Derrickson’s movie is set up as a courtroom investigation which asks us to decide whether we think Emily is really possessed or not. Requiem is not interested in that question. In fact the film seems to assume that the girl (in this version called Michaela) is not really possessed. Indeed, it seems to assume that she knows she’s not really possessed. Instead, the film asks us why, if she knows she is simply sick and not really possessed, she would go along with her mother and priest’s exorcism scheme? The answer the film suggests is that she wants to recontextualize the meaning of her suffering. If she is simply sick, then her suffering is random and meaningless; but if she is possessed, then she is a martyr.
Once Michaela interprets her own life through the lens of St. Catherine, her own favorite saint, she is able to accept her suffering with peace. Prior to this, she is “ashamed” of her illness, and wants to be a normal kid. The “voices” she hears are her mother’s voices telling her she is a “slut” and that she is not capable of going to college. But when she first attempts to interpret these feelings as demonic possession, her liberal priest tells her that the Devil is only a symbol and recommends she seek medical attention. Then, when, the stress of school almost prevents Michaela from completing the first semester, and her boyfriend wonders if maybe college is not the best place for her, she realizes her mother will be proven right. She begins to give herself over to her symptoms in order to press the possession interpretation, and to show that it is not her weakness that is preventing her success but the Devil. Hence the movie suggests one use of the symbolism of evil is to allow us to create a meaningful narrative out of our suffering.
Note that on this interpretation the film is not necessarily arguing the liberal point that the Devil is just a symbol. The film’s view that Michaela is using the Devil as a symbol is compatible with the conservative Christian view that the Devil is also literally real and can possess other people. More likely, however, the film is making a post-liberal point: it is the Devil oppressing Michaela – in the form of her mother’s criticism (and to a lesser degree in the form of her physical handicap). In other words the Devil is a symbol, but the Devil is not just a symbol, because symbols have their own kind of reality and so no symbol is just a symbol.
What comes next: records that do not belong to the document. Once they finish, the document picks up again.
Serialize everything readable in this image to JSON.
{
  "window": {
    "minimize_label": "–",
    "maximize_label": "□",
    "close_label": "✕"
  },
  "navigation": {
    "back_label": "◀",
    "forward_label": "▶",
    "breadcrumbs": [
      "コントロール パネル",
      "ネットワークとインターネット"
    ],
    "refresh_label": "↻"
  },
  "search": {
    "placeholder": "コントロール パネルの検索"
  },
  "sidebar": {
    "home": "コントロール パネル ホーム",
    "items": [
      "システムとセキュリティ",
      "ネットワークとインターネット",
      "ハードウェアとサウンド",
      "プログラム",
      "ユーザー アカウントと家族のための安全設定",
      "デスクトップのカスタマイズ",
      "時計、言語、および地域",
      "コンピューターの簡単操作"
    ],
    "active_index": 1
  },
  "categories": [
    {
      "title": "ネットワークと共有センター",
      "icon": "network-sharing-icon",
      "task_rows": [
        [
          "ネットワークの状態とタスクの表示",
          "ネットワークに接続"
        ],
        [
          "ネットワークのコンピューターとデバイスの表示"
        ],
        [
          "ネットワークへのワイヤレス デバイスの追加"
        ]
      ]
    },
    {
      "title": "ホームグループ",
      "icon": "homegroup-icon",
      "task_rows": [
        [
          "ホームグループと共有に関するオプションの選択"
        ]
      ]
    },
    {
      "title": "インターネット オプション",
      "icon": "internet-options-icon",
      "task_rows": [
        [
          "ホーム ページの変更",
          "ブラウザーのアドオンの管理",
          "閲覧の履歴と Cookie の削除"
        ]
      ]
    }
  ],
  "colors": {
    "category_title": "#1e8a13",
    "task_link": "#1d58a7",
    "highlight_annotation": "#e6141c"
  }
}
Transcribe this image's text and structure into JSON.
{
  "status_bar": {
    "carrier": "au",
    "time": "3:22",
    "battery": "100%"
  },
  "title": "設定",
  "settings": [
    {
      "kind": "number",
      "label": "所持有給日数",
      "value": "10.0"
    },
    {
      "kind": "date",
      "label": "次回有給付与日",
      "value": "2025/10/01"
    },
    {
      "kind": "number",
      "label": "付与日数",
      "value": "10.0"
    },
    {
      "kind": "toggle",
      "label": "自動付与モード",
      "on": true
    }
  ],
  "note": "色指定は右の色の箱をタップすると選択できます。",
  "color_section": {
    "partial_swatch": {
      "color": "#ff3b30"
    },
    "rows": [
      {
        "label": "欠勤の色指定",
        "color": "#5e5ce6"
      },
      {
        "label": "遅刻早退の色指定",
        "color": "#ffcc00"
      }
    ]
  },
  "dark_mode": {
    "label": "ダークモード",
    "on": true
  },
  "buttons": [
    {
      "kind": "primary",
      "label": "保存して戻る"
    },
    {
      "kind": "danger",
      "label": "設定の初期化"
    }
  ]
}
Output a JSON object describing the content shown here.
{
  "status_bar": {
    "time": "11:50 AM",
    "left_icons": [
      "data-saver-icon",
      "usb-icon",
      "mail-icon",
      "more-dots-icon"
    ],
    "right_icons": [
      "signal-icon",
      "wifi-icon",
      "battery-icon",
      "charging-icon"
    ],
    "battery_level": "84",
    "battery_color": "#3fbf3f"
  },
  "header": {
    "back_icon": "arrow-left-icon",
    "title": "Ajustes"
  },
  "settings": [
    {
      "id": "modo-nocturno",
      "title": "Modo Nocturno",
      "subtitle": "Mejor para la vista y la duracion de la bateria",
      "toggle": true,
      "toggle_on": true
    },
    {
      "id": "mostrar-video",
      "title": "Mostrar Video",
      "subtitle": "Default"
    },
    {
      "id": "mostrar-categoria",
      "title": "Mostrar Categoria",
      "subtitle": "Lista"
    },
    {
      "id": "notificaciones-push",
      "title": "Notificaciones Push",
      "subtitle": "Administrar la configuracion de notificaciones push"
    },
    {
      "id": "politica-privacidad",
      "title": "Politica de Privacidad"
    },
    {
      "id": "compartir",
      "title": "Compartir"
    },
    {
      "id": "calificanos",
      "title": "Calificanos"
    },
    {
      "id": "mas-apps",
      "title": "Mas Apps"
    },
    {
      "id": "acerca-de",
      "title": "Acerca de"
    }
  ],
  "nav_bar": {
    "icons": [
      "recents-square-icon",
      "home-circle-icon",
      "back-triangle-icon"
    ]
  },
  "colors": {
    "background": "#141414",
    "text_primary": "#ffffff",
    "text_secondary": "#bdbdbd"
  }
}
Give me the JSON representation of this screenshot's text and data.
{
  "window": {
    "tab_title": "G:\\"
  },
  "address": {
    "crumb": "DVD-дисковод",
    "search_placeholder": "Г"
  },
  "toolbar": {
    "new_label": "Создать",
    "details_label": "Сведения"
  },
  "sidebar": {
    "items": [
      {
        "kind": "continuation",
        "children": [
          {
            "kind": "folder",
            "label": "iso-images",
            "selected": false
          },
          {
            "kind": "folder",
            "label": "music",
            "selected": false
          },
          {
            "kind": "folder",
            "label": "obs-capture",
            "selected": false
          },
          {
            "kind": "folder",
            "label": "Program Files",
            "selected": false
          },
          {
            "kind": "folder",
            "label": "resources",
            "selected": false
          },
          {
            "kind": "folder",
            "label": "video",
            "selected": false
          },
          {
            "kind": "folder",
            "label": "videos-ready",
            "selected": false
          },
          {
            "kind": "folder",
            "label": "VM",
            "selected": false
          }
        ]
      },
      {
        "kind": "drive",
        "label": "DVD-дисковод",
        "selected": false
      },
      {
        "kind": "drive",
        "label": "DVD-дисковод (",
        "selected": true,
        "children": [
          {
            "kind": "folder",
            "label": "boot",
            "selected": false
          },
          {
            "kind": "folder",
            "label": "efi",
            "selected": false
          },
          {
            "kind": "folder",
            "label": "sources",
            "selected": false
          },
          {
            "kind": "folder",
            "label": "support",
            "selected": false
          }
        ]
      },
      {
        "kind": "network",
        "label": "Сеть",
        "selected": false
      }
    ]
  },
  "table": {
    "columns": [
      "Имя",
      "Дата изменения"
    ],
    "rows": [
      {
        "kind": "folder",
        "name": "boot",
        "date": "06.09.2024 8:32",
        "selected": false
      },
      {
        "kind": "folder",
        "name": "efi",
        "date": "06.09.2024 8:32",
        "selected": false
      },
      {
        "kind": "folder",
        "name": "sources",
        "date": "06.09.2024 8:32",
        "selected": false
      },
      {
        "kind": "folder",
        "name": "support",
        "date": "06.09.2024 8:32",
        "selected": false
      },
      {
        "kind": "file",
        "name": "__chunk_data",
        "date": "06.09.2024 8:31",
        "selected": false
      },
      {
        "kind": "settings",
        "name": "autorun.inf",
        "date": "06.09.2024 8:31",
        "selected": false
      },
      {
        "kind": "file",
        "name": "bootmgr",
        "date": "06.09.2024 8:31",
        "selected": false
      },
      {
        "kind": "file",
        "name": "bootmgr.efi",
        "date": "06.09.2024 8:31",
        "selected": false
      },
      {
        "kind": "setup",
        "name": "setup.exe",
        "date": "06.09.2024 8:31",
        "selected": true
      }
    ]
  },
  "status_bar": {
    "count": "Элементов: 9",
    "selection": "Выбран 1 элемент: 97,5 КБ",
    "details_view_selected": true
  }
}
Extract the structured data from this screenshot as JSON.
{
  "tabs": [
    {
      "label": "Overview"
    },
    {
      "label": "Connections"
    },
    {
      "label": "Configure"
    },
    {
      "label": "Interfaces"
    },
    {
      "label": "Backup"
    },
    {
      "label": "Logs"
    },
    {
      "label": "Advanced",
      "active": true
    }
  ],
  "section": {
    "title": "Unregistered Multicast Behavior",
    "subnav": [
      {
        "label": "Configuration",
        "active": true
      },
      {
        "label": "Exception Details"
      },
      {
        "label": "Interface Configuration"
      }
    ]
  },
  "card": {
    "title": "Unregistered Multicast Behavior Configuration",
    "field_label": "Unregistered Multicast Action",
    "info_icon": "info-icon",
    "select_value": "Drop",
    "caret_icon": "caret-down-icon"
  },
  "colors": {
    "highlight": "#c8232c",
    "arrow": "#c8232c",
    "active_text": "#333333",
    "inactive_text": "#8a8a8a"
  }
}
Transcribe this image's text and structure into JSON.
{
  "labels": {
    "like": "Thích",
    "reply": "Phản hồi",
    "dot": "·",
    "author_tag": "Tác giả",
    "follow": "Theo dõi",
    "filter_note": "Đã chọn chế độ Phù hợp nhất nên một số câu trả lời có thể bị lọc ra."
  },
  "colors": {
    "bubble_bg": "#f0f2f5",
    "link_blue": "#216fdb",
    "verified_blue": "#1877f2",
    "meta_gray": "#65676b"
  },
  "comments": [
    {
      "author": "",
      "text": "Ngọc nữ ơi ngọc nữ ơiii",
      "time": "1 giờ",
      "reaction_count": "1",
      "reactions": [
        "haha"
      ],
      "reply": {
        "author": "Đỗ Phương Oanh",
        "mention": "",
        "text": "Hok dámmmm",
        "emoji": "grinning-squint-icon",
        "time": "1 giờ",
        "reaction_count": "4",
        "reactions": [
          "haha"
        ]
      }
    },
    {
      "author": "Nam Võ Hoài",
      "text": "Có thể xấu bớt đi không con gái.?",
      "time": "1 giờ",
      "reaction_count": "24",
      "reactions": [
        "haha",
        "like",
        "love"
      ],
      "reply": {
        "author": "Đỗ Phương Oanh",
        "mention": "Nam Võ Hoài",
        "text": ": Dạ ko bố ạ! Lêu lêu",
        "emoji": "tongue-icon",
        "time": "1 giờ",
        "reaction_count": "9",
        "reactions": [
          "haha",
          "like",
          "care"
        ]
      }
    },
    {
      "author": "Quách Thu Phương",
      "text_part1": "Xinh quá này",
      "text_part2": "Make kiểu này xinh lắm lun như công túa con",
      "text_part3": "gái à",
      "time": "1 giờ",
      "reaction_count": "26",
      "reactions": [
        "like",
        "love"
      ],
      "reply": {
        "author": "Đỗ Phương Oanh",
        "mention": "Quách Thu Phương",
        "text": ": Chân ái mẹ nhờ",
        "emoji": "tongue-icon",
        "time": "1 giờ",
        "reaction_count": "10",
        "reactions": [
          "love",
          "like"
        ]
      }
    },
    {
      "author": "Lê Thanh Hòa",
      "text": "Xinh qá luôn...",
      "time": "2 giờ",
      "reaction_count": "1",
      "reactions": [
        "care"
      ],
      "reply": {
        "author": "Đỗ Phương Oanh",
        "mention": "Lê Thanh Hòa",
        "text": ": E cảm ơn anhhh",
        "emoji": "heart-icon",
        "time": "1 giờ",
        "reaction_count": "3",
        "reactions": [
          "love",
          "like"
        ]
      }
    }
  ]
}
Question: I haven't read Paul Ricoeur's The Symbolism of Evil, but from what I understand my reading of Requiem is similar to the kind of thing Ricoeur is doing in that book. Does anybody out there have any insight on this?